Edited by: trent on Apr 14, 2011 11:07 AM
Also, Martin made some posts on his blog about some other concerns of plugins. Perhaps you'd like to have a read of them too:
Thanks very much for your thoughts.
I also followed the included links and read through the articles (including associated comments) on Martin's site.
The common thought in all of these posts is to be "cautious and, if possible, examine the code" and "test - test - test for scalability and correct function" before placing a plugin into a production app.
I DO wish that Oracle would follow Apple's lead and place all plugins published on apex-plugin.com to at least some sort of security checking for malicious code (SQL injection, for example). It would make using plugins far less a case of "user beware" and save much time trying to determine if the plugin code is safe. Some of these plugins have lots ofcode and it would take alot of developer time determining its safety.
In any case, thank you.
I will designate my question as "Answered". Still, I do invite others to share your thoughts on this important topic.
From a personal point of view, I would be very wary of using third-party plugins for something which is business-critical (say anything you would normally log a priority 1 or 2 SR for). If it's something which is a "nice to have" then why not? Of course you would want to verify the plugin first and ensure it wasn't doing anything undesired.
Your questions are very pertinent, I think.
I just want to share a real issue that we had (and are having) with an Apex plug-in.
We use the DHTML Dialog plugin (http://www.apex-plugin.com/oracle-apex-plugins/dynamic-action-plugin/dhtml-dialog_49.html) to create modal windows to display an Apex page on top of another Apex page in an iframe. It works very well and users love it.
The issue we are having is not directly related to that plugin, but rather to the JQuery Dialog plugin used by it. The JQuery Dialog plugin has a bug (or a feature if you like) in which it "evaluates" (for lack of a better word) the contents of the dialog at least twice: when the dialog is created and every time it is displayed.
So think about it -- every time we show an Apex page in a DHTML Dialog plugin, it is requested twice! This is a waste of server resources at best, or can generate fatal errors that are difficult to trace at worse if the page does some data manipulation in a page load process for instance.
I tried to contact the plugin author but I had no response so far.
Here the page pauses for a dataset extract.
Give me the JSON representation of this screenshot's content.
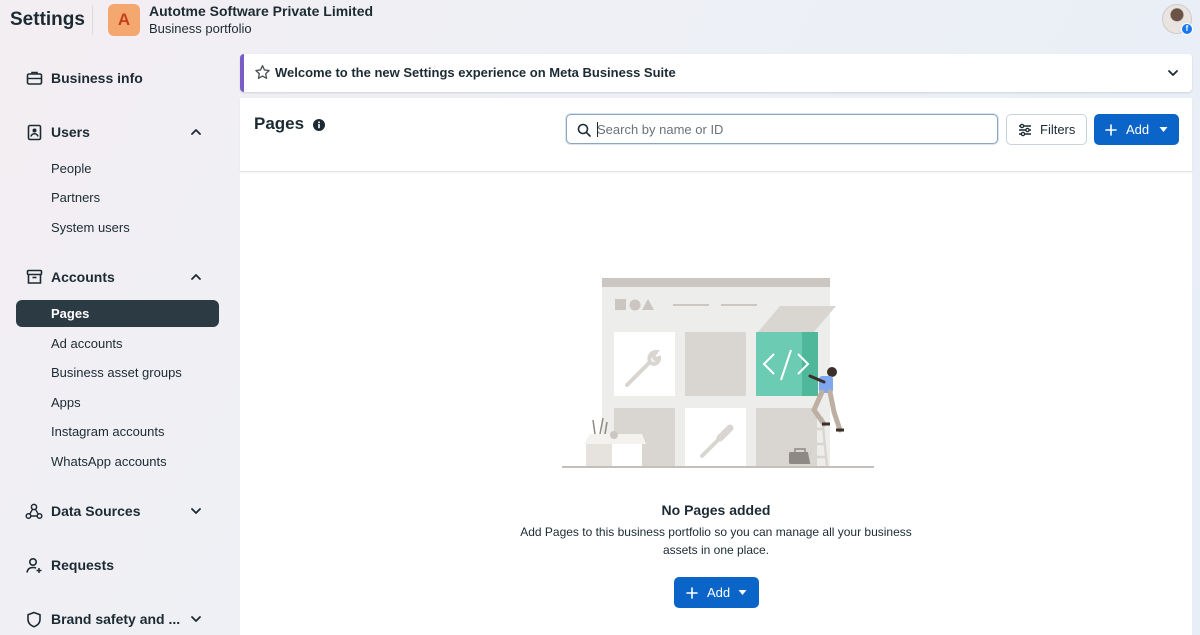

The source code is available (both JS and PL/SQL) and I tried a few hacks to fix the issue but no luck. So for the time being we decided to use that plugin only when really necessary and only for light-weight pages.
In my opinion, plugins should be used only when really needed, not just because they are available or because they make the pages look "cool" (except of course in the case of a public application where the coolness factor is decisive). Not having someone to ask for help (as in our case) is quite frustrating.
I like the idea in Martin's page of plugins certified by Oracle -- as long as "certified" means if there is a problem Oracle will help to solve it.
Sorry to be "away" so long from monitoring this Forum. Have been so busy with work, I've not had time.
I read your post with much interest and am glad I'm not alone in my concern over the use of Apex plug-ins in a production environment.
As already mentioned, I wish Oracle with take "ownership" of plug-ins, similar to what Apple, for example, does with iphone apps. My understanding here (and forgive me if I am mistaken), one cannot just willy-nilly make an iphone app publically available until it has passed some testing rigor. Furthermore, Apple supports any issues with it. One need not hunt down the app owner for help.
I wish the Oracle/Apex team would do likewise.
Oracle created this very useful feature for Apex, incorporation of third party tool-lets. It also needs to provide oversite for them.
Hi Elie,1 person found this helpful
I think it would be a shame to disregard such a useful feature as plugins for production systems just because they are not all produced as a supported product.
Thanks very much for your thoughts.
Truth be told, I like plugins and want to use them.
What you've said I think is probably the best and most realistic advice -- know how the code works and, if placed into production, take responsibility for it.